Trader Peter Tuchman, center, wears a "Dow 22,000" hat as he works on the floor of the New York Stock Exchange, August 2, 2017.
Richard Drew—AP

Confidence is high on Wall Street, with the Dow Jones industrial average having broken through the 22,000 level for the first time ever this week.

But before the bulls get ahead of themselves, they need to be mindful of something else that occurred this week: the beginning of August.

Stocks are "entering into a historically challenging two-month stretch, and the market is long overdue for a decline in excess of 5%," says Sam Stovall, chief investment strategist for the market research firm CFRA.

Indeed, since the end of World War II, the S&P 500 index of blue-chip U.S. stocks has averaged losses in only three months of the year: February, August, and September. And over time, August and September have been the worst two months for equity market returns.

Since 1945, the S&P 500 has lost 0.2% on average in August and 0.7% in September. What's more, the second-worst ever monthly drop in equities took place in an August — back in 1998, when the S&P sank nearly 15% in just four weeks.

August has been even more of a headache for investors more recently. Since 1987, the Dow Jones industrial average has posted average losses of 1.1% in August, making it the worst month for equities in the past 30 years, according to Jeff Hirsch, editor of the Stock Trader's Almanac.

To be sure, Stovall says without a recession in sight, a slide in stock prices in the coming months won't necessarily turn into a full-blown bear market — defined as a 20% or greater loss in stock values.

Nevertheless, what makes this two-month stretch even scarier is that it is followed by October.

To be fair, October has on balance been a decent month for the market, with the S&P 500 gaining 1% on average.

But some of the most epic crashes in market history have taken place in that month.

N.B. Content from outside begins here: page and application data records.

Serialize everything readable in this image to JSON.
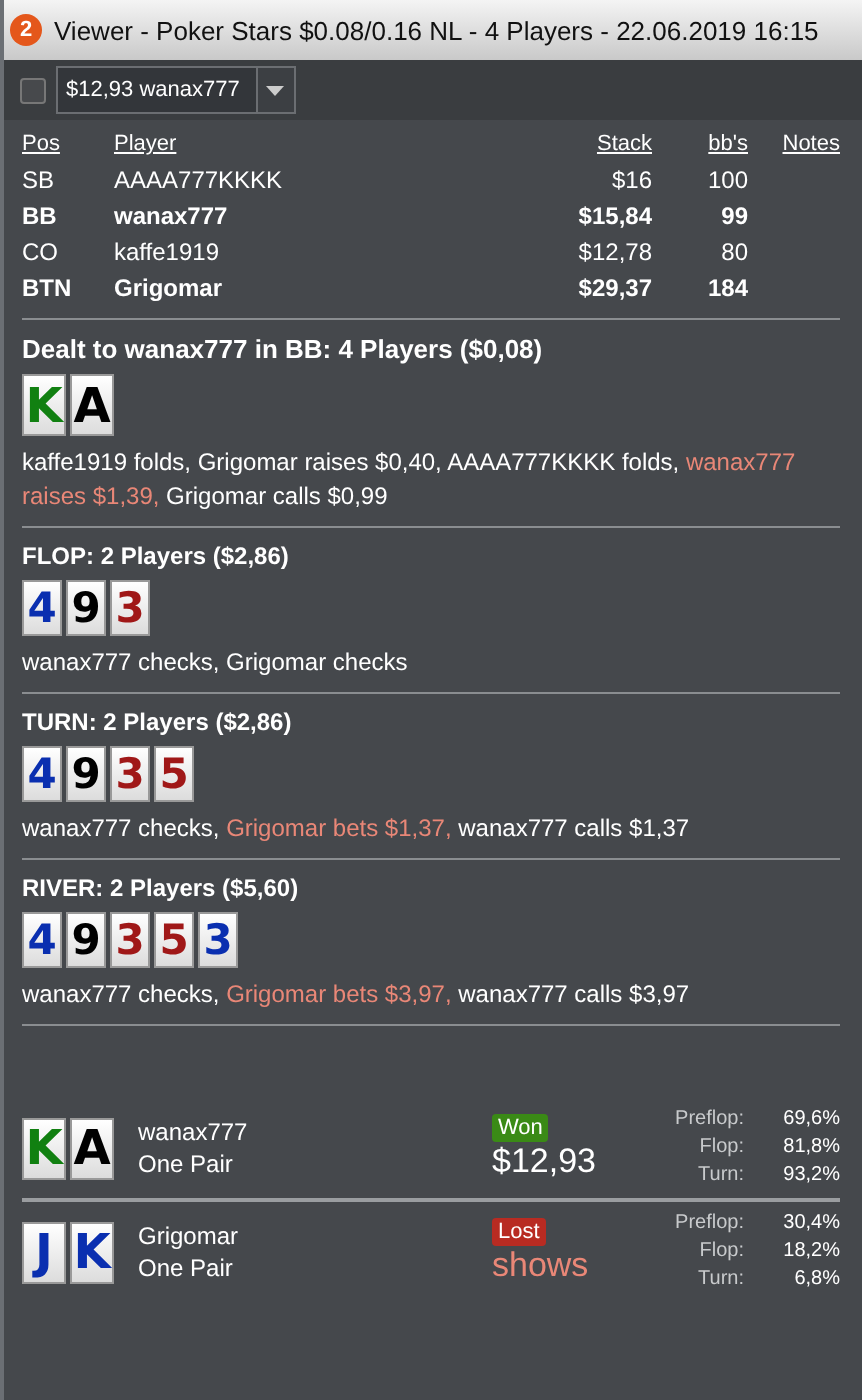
{
  "window": {
    "title": "Viewer - Poker Stars $0.08/0.16 NL - 4 Players - 22.06.2019 16:15",
    "badge": "2"
  },
  "toolbar": {
    "checkbox": {
      "checked": false
    },
    "hand_select": {
      "value": "$12,93 wanax777"
    }
  },
  "players": {
    "columns": [
      "Pos",
      "Player",
      "Stack",
      "bb's",
      "Notes"
    ],
    "rows": [
      {
        "pos": "SB",
        "player": "AAAA777KKKK",
        "stack": "$16",
        "bbs": "100",
        "hero_or_showdown": false
      },
      {
        "pos": "BB",
        "player": "wanax777",
        "stack": "$15,84",
        "bbs": "99",
        "hero_or_showdown": true
      },
      {
        "pos": "CO",
        "player": "kaffe1919",
        "stack": "$12,78",
        "bbs": "80",
        "hero_or_showdown": false
      },
      {
        "pos": "BTN",
        "player": "Grigomar",
        "stack": "$29,37",
        "bbs": "184",
        "hero_or_showdown": true
      }
    ]
  },
  "streets": [
    {
      "title": "Dealt to wanax777 in BB: 4 Players ($0,08)",
      "kind": "large",
      "cards": [
        {
          "rank": "K",
          "color": "#118011"
        },
        {
          "rank": "A",
          "color": "#000000"
        }
      ],
      "actions": [
        {
          "text": "kaffe1919 folds, Grigomar raises $0,40, AAAA777KKKK folds, ",
          "highlight": false
        },
        {
          "text": "wanax777 raises $1,39,",
          "highlight": true
        },
        {
          "text": " Grigomar calls $0,99",
          "highlight": false
        }
      ]
    },
    {
      "title": "FLOP: 2 Players ($2,86)",
      "kind": "small",
      "cards": [
        {
          "rank": "4",
          "color": "#0a2fb0"
        },
        {
          "rank": "9",
          "color": "#000000"
        },
        {
          "rank": "3",
          "color": "#a01818"
        }
      ],
      "actions": [
        {
          "text": "wanax777 checks, Grigomar checks",
          "highlight": false
        }
      ]
    },
    {
      "title": "TURN: 2 Players ($2,86)",
      "kind": "small",
      "cards": [
        {
          "rank": "4",
          "color": "#0a2fb0"
        },
        {
          "rank": "9",
          "color": "#000000"
        },
        {
          "rank": "3",
          "color": "#a01818"
        },
        {
          "rank": "5",
          "color": "#a01818"
        }
      ],
      "actions": [
        {
          "text": "wanax777 checks, ",
          "highlight": false
        },
        {
          "text": "Grigomar bets $1,37,",
          "highlight": true
        },
        {
          "text": " wanax777 calls $1,37",
          "highlight": false
        }
      ]
    },
    {
      "title": "RIVER: 2 Players ($5,60)",
      "kind": "small",
      "cards": [
        {
          "rank": "4",
          "color": "#0a2fb0"
        },
        {
          "rank": "9",
          "color": "#000000"
        },
        {
          "rank": "3",
          "color": "#a01818"
        },
        {
          "rank": "5",
          "color": "#a01818"
        },
        {
          "rank": "3",
          "color": "#0a2fb0"
        }
      ],
      "actions": [
        {
          "text": "wanax777 checks, ",
          "highlight": false
        },
        {
          "text": "Grigomar bets $3,97,",
          "highlight": true
        },
        {
          "text": " wanax777 calls $3,97",
          "highlight": false
        }
      ]
    }
  ],
  "results": [
    {
      "player": "wanax777",
      "hand": "One Pair",
      "won": true,
      "badge": "Won",
      "amount": "$12,93",
      "cards": [
        {
          "rank": "K",
          "color": "#118011"
        },
        {
          "rank": "A",
          "color": "#000000"
        }
      ],
      "equity": [
        {
          "label": "Preflop:",
          "value": "69,6%"
        },
        {
          "label": "Flop:",
          "value": "81,8%"
        },
        {
          "label": "Turn:",
          "value": "93,2%"
        }
      ]
    },
    {
      "player": "Grigomar",
      "hand": "One Pair",
      "won": false,
      "badge": "Lost",
      "amount": "shows",
      "cards": [
        {
          "rank": "J",
          "color": "#0a2fb0"
        },
        {
          "rank": "K",
          "color": "#0a2fb0"
        }
      ],
      "equity": [
        {
          "label": "Preflop:",
          "value": "30,4%"
        },
        {
          "label": "Flop:",
          "value": "18,2%"
        },
        {
          "label": "Turn:",
          "value": "6,8%"
        }
      ]
    }
  ]
}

October marked the start of the Wall Street Panic of 1907, the stock market crash leading up to the Great Depression in 1929, and the Black Monday crash of Oct. 19, 1987, when equities lost nearly a quarter of their value in a single day.